In full and without alteration, write out the data below.

--*--

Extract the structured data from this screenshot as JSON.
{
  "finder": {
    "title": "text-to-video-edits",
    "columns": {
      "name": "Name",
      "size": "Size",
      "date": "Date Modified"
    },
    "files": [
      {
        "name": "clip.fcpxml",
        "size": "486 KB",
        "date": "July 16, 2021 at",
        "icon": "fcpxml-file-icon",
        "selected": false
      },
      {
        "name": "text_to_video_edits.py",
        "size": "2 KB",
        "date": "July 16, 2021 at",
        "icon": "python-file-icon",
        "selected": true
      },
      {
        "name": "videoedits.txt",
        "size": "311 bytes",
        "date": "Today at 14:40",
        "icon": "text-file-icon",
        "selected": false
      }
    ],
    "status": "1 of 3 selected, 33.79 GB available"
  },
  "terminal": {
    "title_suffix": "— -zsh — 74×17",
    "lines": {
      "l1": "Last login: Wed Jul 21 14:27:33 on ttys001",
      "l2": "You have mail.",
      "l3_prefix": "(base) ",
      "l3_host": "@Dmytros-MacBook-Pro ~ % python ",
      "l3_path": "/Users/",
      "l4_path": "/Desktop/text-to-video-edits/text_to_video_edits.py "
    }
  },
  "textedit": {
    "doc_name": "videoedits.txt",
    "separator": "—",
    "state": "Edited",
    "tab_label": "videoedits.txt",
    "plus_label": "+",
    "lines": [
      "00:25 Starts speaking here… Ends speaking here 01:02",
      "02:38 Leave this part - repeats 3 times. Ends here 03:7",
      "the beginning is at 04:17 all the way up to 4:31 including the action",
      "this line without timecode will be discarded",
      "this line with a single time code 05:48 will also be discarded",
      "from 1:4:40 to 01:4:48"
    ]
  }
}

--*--

## Answer space
Extract the structured data from this screenshot as JSON.
{
  "finder": {
    "title": "text-to-video-edits",
    "columns": {
      "name": "Name",
      "size": "Size",
      "date": "Date Modified"
    },
    "files": [
      {
        "name": "clip.fcpxml",
        "size": "486 KB",
        "date": "July 16, 2021 at",
        "icon": "fcpxml-file-icon",
        "selected": false
      },
      {
        "name": "text_to_video_edits.py",
        "size": "2 KB",
        "date": "July 16, 2021 at",
        "icon": "python-file-icon",
        "selected": true
      },
      {
        "name": "videoedits.txt",
        "size": "311 bytes",
        "date": "Today at 14:40",
        "icon": "text-file-icon",
        "selected": false
      }
    ],
    "status": "1 of 3 selected, 33.79 GB available"
  },
  "terminal": {
    "title_suffix": "— -zsh — 74×17",
    "lines": {
      "l1": "Last login: Wed Jul 21 14:27:33 on ttys001",
      "l2": "You have mail.",
      "l3_prefix": "(base) ",
      "l3_host": "@Dmytros-MacBook-Pro ~ % python ",
      "l3_path": "/Users/",
      "l4_path": "/Desktop/text-to-video-edits/text_to_video_edits.py "
    }
  },
  "textedit": {
    "doc_name": "videoedits.txt",
    "separator": "—",
    "state": "Edited",
    "tab_label": "videoedits.txt",
    "plus_label": "+",
    "lines": [
      "00:25 Starts speaking here… Ends speaking here 01:02",
      "02:38 Leave this part - repeats 3 times. Ends here 03:7",
      "the beginning is at 04:17 all the way up to 4:31 including the action",
      "this line without timecode will be discarded",
      "this line with a single time code 05:48 will also be discarded",
      "from 1:4:40 to 01:4:48"
    ]
  }
}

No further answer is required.